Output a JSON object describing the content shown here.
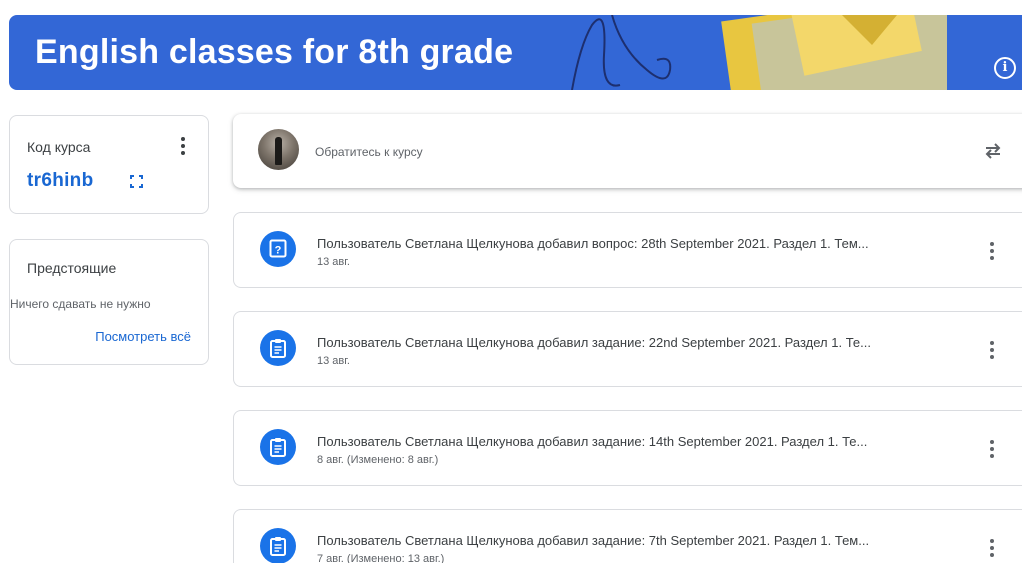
{
  "banner": {
    "title": "English classes for 8th grade"
  },
  "course_code": {
    "label": "Код курса",
    "value": "tr6hinb"
  },
  "upcoming": {
    "title": "Предстоящие",
    "empty_text": "Ничего сдавать не нужно",
    "view_all": "Посмотреть всё"
  },
  "announce": {
    "placeholder": "Обратитесь к курсу"
  },
  "stream": [
    {
      "type": "question",
      "title": "Пользователь Светлана Щелкунова добавил вопрос: 28th September 2021. Раздел 1. Тем...",
      "date": "13 авг."
    },
    {
      "type": "assignment",
      "title": "Пользователь Светлана Щелкунова добавил задание: 22nd September 2021. Раздел 1. Те...",
      "date": "13 авг."
    },
    {
      "type": "assignment",
      "title": "Пользователь Светлана Щелкунова добавил задание: 14th September 2021. Раздел 1. Те...",
      "date": "8 авг. (Изменено: 8 авг.)"
    },
    {
      "type": "assignment",
      "title": "Пользователь Светлана Щелкунова добавил задание: 7th September 2021. Раздел 1. Тем...",
      "date": "7 авг. (Изменено: 13 авг.)"
    }
  ],
  "icons": {
    "info": "info-icon",
    "more": "more-vert-icon",
    "fullscreen": "fullscreen-icon",
    "repost": "repost-icon",
    "question": "question-icon",
    "assignment": "assignment-icon"
  },
  "colors": {
    "banner": "#3367d6",
    "accent": "#1967d2",
    "icon_bg": "#1a73e8"
  }
}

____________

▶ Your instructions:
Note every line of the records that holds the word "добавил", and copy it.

▶ Result of the exercise:
      "title": "Пользователь Светлана Щелкунова добавил вопрос: 28th September 2021. Раздел 1. Тем...",
      "title": "Пользователь Светлана Щелкунова добавил задание: 22nd September 2021. Раздел 1. Те...",
      "title": "Пользователь Светлана Щелкунова добавил задание: 14th September 2021. Раздел 1. Те...",
      "title": "Пользователь Светлана Щелкунова добавил задание: 7th September 2021. Раздел 1. Тем...",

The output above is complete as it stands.